A recent report from the American Society of Plastic Surgeons (ASPS) says, in a nutshell, we Americans got more plastic surgery procedures in 2016 than ever before. Maybe you’ve read lots of reports over the years about this topic because you find it interesting, but you don’t know what it means to you.
Why should you care?
So what if there were hundreds of thousands of breast augmentations, rhinoplasties and liposuction procedures performed last year? And the numbers are predicted to go higher this year. Here’s a message is hidden in the statistics:
Plastic surgery is officially no longer only for the rich and famous
Cosmetic procedures have grown to become more mainstream, safer, accessible and acceptable to the masses. That means if you’ve been thinking about having a procedure, you are in like-minded company.
Whether you choose a surgical treatment or something minimally invasive, cosmetic treatments are starting to be seen as a normal part of maintaining our appearance.
Popular cosmetic surgery procedures of 2016
- Breast augmentation
- Tummy tuck
- Buttock augmentation
Popular minimally invasive procedures
- Botox injections
- Hyaluronic acid filler injections
- Chemical peels
- Laser treatments
Many reasons for plastic surgery surge
The growth can be attributed to many factors, including advances in technology and techniques. There are also more procedures to choose from. In fact, many of today’s most popular non-invasive procedures didn’t even exist ten years ago. And about fifteen years ago, many surgical procedures required a hospital stay. These days, most cosmetic surgeries can be performed on an outpatient basis.

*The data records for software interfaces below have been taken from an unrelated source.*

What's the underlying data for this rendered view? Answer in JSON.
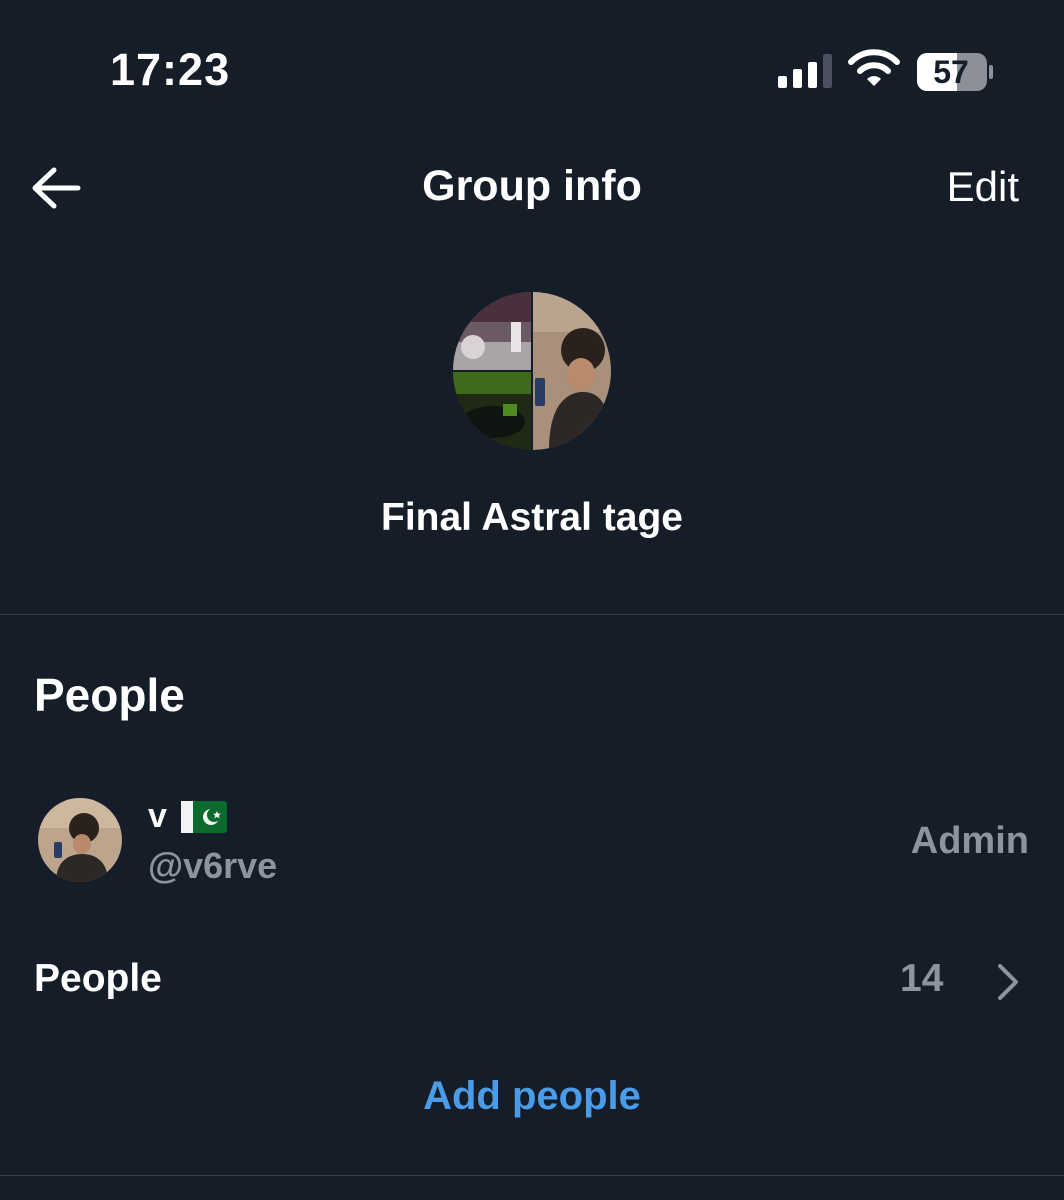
{
  "status_bar": {
    "time": "17:23",
    "battery": "57",
    "signal_icon": "cellular-signal-icon",
    "wifi_icon": "wifi-icon",
    "battery_icon": "battery-icon"
  },
  "header": {
    "title": "Group info",
    "edit_label": "Edit",
    "back_icon": "arrow-left-icon"
  },
  "group": {
    "name": "Final Astral tage"
  },
  "people_section": {
    "title": "People",
    "members": [
      {
        "name": "v",
        "flag_icon": "pakistan-flag-icon",
        "handle": "@v6rve",
        "role": "Admin"
      }
    ],
    "people_row_label": "People",
    "people_count": "14",
    "add_people_label": "Add people"
  },
  "colors": {
    "background": "#151d29",
    "text_primary": "#ffffff",
    "text_secondary": "#8c959f",
    "accent": "#4a9be8",
    "divider": "#38404c"
  }
}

Another driver of growth comes from studies that show an improved appearance can have a positive impact on career growth and job search success. This effect can be seen in a positive economy because we have the additional income to spend on procedures. However, even in a down economy, a cosmetic procedure can be seen as a way to help you better compete in the job market.